Article 50 has now been triggered and the United Kingdom (UK) is beginning the process of negotiating its exit from the European Union (EU).
However, are we any clearer as to what this will actually mean for the business community, and in particular for entrepreneurs? The short answer is no, but here are a few areas which will be of importance in the next two years:
Although we cannot be sure what Brexit actually means (other than the exit of the United Kingdom from the EU), it is very unlikely that there will be much change in the next two years while negotiations take place. EU law will remain in force in the UK until the time that the UK actually leaves; even after that it is not likely that the Companies Act 2006 will be widely reviewed or amended.
In the meantime, currency fluctuations and the uncertainty surrounding the free movement of workers (both the status of existing employees and the availability of new recruits from outside the UK), as well as access to European funding, would appear to be the most likely areas of potential concern for entrepreneurs.
As negotiations proceed, we expect to see specific “Brexit clause” drafting in contracts to provide for situations in which the outcome, or the ability of parties to perform under the contract, is or may be uncertain. There is also likely to be an increase in the use of deferred and contingent payment structures (such as earn-outs) and other measures designed to attempt to manage the uncertainty factor, in particular in the sale of companies whose future performance could be adversely affected by Brexit.

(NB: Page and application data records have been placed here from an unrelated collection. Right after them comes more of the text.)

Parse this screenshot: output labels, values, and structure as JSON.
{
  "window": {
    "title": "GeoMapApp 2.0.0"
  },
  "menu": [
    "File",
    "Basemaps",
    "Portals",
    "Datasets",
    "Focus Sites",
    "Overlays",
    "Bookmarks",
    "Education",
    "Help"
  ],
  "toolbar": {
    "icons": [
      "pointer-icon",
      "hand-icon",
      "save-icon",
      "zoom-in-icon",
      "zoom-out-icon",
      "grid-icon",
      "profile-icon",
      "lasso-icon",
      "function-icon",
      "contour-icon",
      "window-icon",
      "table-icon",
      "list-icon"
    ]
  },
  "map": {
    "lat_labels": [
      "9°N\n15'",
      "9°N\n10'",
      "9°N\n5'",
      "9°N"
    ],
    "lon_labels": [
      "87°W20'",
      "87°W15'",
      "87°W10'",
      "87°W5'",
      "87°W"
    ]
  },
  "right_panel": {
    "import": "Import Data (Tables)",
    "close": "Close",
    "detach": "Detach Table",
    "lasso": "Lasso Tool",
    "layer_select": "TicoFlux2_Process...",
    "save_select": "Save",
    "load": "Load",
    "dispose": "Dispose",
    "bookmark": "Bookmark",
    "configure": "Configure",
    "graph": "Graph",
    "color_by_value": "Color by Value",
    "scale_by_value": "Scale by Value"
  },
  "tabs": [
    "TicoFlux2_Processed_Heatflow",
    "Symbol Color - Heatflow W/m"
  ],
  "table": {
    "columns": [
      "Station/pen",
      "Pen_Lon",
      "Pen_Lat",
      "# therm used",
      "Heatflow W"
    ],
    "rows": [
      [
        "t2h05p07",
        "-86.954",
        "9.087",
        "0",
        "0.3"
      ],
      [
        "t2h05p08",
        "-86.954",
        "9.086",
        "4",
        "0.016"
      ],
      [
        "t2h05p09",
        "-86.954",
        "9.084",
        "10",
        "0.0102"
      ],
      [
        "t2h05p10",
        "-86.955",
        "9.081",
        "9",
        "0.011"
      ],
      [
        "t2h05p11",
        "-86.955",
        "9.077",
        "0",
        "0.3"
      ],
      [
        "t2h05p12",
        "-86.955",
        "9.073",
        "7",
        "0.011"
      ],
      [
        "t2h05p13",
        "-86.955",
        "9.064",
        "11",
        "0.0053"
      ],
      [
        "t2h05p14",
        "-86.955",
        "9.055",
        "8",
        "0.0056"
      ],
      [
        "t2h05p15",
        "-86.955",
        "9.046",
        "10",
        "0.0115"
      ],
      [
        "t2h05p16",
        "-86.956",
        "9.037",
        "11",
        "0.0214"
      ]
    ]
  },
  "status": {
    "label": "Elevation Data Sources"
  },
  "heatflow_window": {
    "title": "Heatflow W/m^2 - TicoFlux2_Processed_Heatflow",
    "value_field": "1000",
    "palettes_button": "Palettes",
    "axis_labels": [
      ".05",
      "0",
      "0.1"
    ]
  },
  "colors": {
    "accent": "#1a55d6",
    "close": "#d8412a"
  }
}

Businesses with any UK presence should consider how key contracts will be affected and plan for potential disruption.
Please contact the Business Law Team if you would like advice or assistance with planning for Brexit.